** Data records for software interfaces **
>>>

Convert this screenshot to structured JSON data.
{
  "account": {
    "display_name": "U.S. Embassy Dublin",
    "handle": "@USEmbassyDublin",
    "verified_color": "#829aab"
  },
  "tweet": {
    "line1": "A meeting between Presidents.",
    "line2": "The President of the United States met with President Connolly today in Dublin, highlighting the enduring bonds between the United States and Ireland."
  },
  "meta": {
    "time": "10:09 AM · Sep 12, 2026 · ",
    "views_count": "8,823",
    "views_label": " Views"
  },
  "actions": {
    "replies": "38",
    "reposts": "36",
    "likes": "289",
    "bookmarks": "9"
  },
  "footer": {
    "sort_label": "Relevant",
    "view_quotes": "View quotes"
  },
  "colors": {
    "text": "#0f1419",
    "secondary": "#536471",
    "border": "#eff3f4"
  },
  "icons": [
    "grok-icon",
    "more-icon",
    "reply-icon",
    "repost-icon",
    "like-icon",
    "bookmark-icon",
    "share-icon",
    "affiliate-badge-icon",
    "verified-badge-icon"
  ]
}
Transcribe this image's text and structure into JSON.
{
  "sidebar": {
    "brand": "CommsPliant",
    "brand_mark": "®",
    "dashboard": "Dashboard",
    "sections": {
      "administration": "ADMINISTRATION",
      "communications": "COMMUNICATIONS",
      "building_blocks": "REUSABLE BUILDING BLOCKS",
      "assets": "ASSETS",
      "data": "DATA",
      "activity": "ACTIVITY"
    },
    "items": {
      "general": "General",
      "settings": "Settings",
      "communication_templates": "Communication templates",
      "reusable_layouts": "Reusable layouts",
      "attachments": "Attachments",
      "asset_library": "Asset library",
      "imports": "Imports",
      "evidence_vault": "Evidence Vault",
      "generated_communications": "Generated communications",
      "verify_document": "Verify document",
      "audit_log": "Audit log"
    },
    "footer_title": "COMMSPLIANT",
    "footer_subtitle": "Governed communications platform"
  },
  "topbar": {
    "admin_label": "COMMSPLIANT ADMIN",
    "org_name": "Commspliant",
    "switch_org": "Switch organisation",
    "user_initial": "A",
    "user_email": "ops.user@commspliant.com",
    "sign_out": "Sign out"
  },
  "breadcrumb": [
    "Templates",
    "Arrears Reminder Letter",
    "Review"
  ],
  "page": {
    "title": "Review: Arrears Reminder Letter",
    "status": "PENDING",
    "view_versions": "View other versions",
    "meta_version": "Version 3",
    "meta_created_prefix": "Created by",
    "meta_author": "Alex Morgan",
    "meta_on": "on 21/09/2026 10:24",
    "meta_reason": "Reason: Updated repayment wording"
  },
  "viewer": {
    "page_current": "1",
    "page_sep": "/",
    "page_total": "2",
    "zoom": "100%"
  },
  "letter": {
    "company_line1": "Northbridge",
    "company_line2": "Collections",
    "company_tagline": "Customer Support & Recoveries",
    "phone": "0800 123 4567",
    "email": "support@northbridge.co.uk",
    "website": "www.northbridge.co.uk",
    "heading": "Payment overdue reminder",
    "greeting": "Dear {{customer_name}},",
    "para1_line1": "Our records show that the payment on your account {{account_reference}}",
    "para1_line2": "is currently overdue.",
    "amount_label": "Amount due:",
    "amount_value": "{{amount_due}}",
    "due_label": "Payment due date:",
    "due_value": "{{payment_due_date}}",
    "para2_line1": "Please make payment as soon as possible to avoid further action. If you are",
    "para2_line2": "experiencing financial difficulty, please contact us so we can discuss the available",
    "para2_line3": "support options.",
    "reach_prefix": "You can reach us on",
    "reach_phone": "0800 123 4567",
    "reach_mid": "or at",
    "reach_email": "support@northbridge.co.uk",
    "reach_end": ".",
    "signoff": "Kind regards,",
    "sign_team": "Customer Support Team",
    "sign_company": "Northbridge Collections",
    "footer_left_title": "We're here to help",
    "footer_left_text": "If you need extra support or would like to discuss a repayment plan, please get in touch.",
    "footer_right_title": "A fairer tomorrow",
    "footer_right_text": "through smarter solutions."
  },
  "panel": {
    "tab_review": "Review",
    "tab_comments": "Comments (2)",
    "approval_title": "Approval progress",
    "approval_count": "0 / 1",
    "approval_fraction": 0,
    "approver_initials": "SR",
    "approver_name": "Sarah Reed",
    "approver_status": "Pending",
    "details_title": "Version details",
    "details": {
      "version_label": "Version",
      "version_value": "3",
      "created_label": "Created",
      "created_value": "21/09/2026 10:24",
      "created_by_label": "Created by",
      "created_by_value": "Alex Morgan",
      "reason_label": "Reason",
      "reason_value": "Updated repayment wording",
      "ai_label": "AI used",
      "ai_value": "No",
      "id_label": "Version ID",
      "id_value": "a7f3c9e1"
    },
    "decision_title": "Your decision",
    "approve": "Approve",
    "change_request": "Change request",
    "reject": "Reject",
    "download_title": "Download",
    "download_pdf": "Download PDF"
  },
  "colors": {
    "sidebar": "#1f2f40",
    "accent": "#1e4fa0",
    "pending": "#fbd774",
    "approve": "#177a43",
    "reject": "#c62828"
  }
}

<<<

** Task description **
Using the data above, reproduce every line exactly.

** Exercise result **
Convert this screenshot to structured JSON data.
{
  "account": {
    "display_name": "U.S. Embassy Dublin",
    "handle": "@USEmbassyDublin",
    "verified_color": "#829aab"
  },
  "tweet": {
    "line1": "A meeting between Presidents.",
    "line2": "The President of the United States met with President Connolly today in Dublin, highlighting the enduring bonds between the United States and Ireland."
  },
  "meta": {
    "time": "10:09 AM · Sep 12, 2026 · ",
    "views_count": "8,823",
    "views_label": " Views"
  },
  "actions": {
    "replies": "38",
    "reposts": "36",
    "likes": "289",
    "bookmarks": "9"
  },
  "footer": {
    "sort_label": "Relevant",
    "view_quotes": "View quotes"
  },
  "colors": {
    "text": "#0f1419",
    "secondary": "#536471",
    "border": "#eff3f4"
  },
  "icons": [
    "grok-icon",
    "more-icon",
    "reply-icon",
    "repost-icon",
    "like-icon",
    "bookmark-icon",
    "share-icon",
    "affiliate-badge-icon",
    "verified-badge-icon"
  ]
}
Transcribe this image's text and structure into JSON.
{
  "sidebar": {
    "brand": "CommsPliant",
    "brand_mark": "®",
    "dashboard": "Dashboard",
    "sections": {
      "administration": "ADMINISTRATION",
      "communications": "COMMUNICATIONS",
      "building_blocks": "REUSABLE BUILDING BLOCKS",
      "assets": "ASSETS",
      "data": "DATA",
      "activity": "ACTIVITY"
    },
    "items": {
      "general": "General",
      "settings": "Settings",
      "communication_templates": "Communication templates",
      "reusable_layouts": "Reusable layouts",
      "attachments": "Attachments",
      "asset_library": "Asset library",
      "imports": "Imports",
      "evidence_vault": "Evidence Vault",
      "generated_communications": "Generated communications",
      "verify_document": "Verify document",
      "audit_log": "Audit log"
    },
    "footer_title": "COMMSPLIANT",
    "footer_subtitle": "Governed communications platform"
  },
  "topbar": {
    "admin_label": "COMMSPLIANT ADMIN",
    "org_name": "Commspliant",
    "switch_org": "Switch organisation",
    "user_initial": "A",
    "user_email": "ops.user@commspliant.com",
    "sign_out": "Sign out"
  },
  "breadcrumb": [
    "Templates",
    "Arrears Reminder Letter",
    "Review"
  ],
  "page": {
    "title": "Review: Arrears Reminder Letter",
    "status": "PENDING",
    "view_versions": "View other versions",
    "meta_version": "Version 3",
    "meta_created_prefix": "Created by",
    "meta_author": "Alex Morgan",
    "meta_on": "on 21/09/2026 10:24",
    "meta_reason": "Reason: Updated repayment wording"
  },
  "viewer": {
    "page_current": "1",
    "page_sep": "/",
    "page_total": "2",
    "zoom": "100%"
  },
  "letter": {
    "company_line1": "Northbridge",
    "company_line2": "Collections",
    "company_tagline": "Customer Support & Recoveries",
    "phone": "0800 123 4567",
    "email": "support@northbridge.co.uk",
    "website": "www.northbridge.co.uk",
    "heading": "Payment overdue reminder",
    "greeting": "Dear {{customer_name}},",
    "para1_line1": "Our records show that the payment on your account {{account_reference}}",
    "para1_line2": "is currently overdue.",
    "amount_label": "Amount due:",
    "amount_value": "{{amount_due}}",
    "due_label": "Payment due date:",
    "due_value": "{{payment_due_date}}",
    "para2_line1": "Please make payment as soon as possible to avoid further action. If you are",
    "para2_line2": "experiencing financial difficulty, please contact us so we can discuss the available",
    "para2_line3": "support options.",
    "reach_prefix": "You can reach us on",
    "reach_phone": "0800 123 4567",
    "reach_mid": "or at",
    "reach_email": "support@northbridge.co.uk",
    "reach_end": ".",
    "signoff": "Kind regards,",
    "sign_team": "Customer Support Team",
    "sign_company": "Northbridge Collections",
    "footer_left_title": "We're here to help",
    "footer_left_text": "If you need extra support or would like to discuss a repayment plan, please get in touch.",
    "footer_right_title": "A fairer tomorrow",
    "footer_right_text": "through smarter solutions."
  },
  "panel": {
    "tab_review": "Review",
    "tab_comments": "Comments (2)",
    "approval_title": "Approval progress",
    "approval_count": "0 / 1",
    "approval_fraction": 0,
    "approver_initials": "SR",
    "approver_name": "Sarah Reed",
    "approver_status": "Pending",
    "details_title": "Version details",
    "details": {
      "version_label": "Version",
      "version_value": "3",
      "created_label": "Created",
      "created_value": "21/09/2026 10:24",
      "created_by_label": "Created by",
      "created_by_value": "Alex Morgan",
      "reason_label": "Reason",
      "reason_value": "Updated repayment wording",
      "ai_label": "AI used",
      "ai_value": "No",
      "id_label": "Version ID",
      "id_value": "a7f3c9e1"
    },
    "decision_title": "Your decision",
    "approve": "Approve",
    "change_request": "Change request",
    "reject": "Reject",
    "download_title": "Download",
    "download_pdf": "Download PDF"
  },
  "colors": {
    "sidebar": "#1f2f40",
    "accent": "#1e4fa0",
    "pending": "#fbd774",
    "approve": "#177a43",
    "reject": "#c62828"
  }
}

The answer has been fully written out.